You only have to look at the long list of high-profile, failed public sector IT projects to realise that the software industry is not immune to damage. According to analyst Gartner, 90% of all enterprise resource planning (ERP) projects in the 1990s failed - as will up to 70% of all customer relationship management (CRM) projects initiated into 2005.
Only last month the chief executive of the British Computer Society, David Clarke, underlined the fact that the failure rate of ERP projects "would not be tolerated in other professional fields such as health, air travel and civil engineering".
But still, software industry executives claim that the economy is to blame for their companies' weak financial performance. In reality, the industry is suffering because of its own lack of integrity.
The essence of selling software over the past nine months was captured recently when I visited one of the world's largest manufacturers to discuss the possible sale of my company's customer service and support software, armed with the usual arsenal of technical documents and Powerpoint presentations.
As it turned out, the main topic of discussion was not the functionality of my organisation's software. Instead, I was asked repeatedly whether my company could deliver the promised benefits within the agreed budget.
I was relieved that I could answer all their questions positively, but the questions they asked had little to do with technology. In other words, their overriding concern was my personal integrity and that of my company. They needed to be as certain as possible that we were going to keep our promises.
We recently interviewed a professional services manager from a leading CRM provider and learned that only 15% of its implementations were successful. With odds of only one-in-seven, its customers would have been better off taking their IT budget to Las Vegas.
Another customer collared me earlier this month to bemoan the five lost months of productivity created by a set of dysfunctional software tools that a supplier had repeatedly pledged would work. The customer had spurned several other companies' offerings in favour of the larger firm. While the one-time economic loss was certainly sad, the loss of reputation that supplier suffered would continue for a long while.
So can software companies really be so evil that they purposefully do not keep their promises?
Of course not. The software business is no more or less ethical than any other industry.

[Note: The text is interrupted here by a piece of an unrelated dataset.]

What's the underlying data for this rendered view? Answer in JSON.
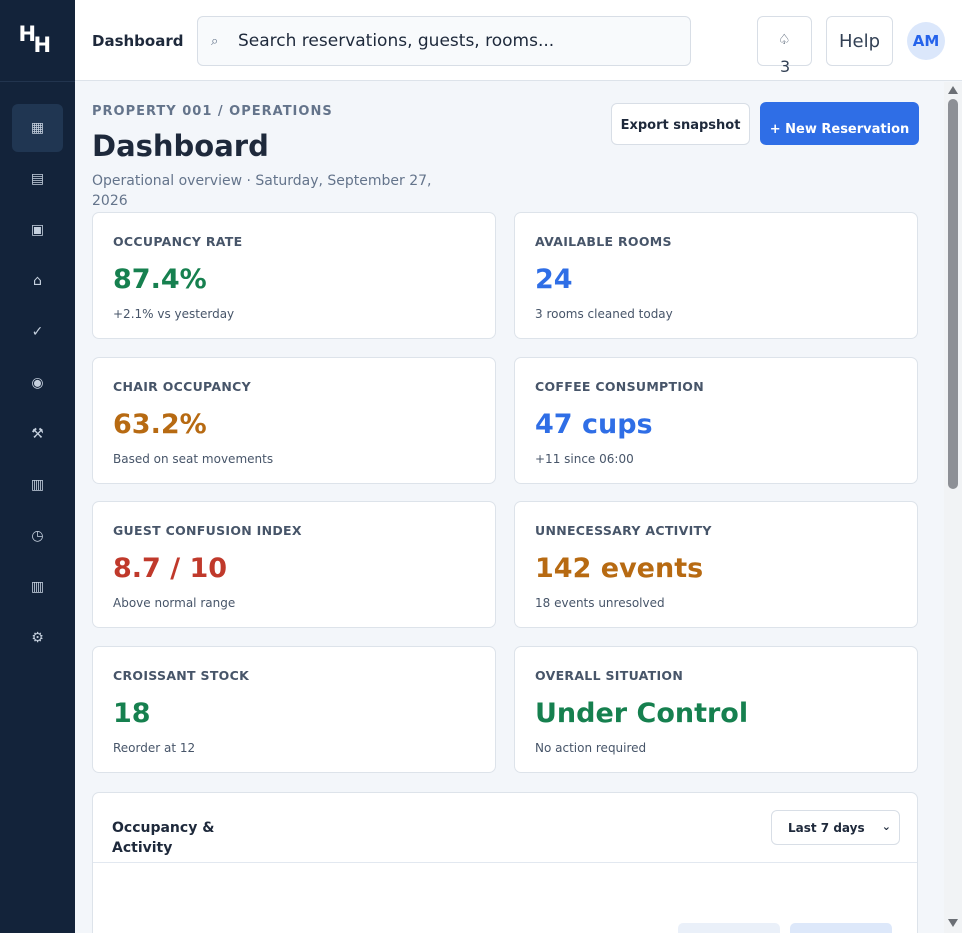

However, there are two fundamental reasons why, under their current business models enterprise software firms simply cannot keep the promises they make to customers.
First, enterprise software is now so complex and inflexible that installation and modification have become intrinsically risky endeavours.
Second, the industry has allowed itself to fall into a "hit-and-run" mentality. If a software company can get tens of millions of pounds upfront for a project where success or failure may not manifest for years, where is the immediate incentive to succeed?
Unfortunately, both extreme complexity and large upfront licensing fees are ingrained into existing enterprise software business models. The result is a growing dissatisfaction with enterprise software. In fact, in the past 18 months, the number of seven-figure deals for ERP and supply chain management software has fallen by 62%.
I do not believe this is a result of a weak economy. Corporations are simply barricading themselves against software suppliers.
Is there a solution? I believe so. Mirroring current reforms in corporate governance as a whole, the software industry needs to make a concerted effort to assure its own integrity. The industry needs to put practices in place that make promise-keeping the rule, rather than the exception.
Software companies need to work on regaining trust by making sure software actually works - after all, this should not be too much to ask.
There are other ways too that we can convince customers we mean what we say - such as allowing them to implement our software before commitment. What it all boils down to is a matter of honesty.
If the industry does not help itself soon I foresee even more glaring headlines about IT failures.
Greg Gianforte is chairman and chief executive of RightNow Technologies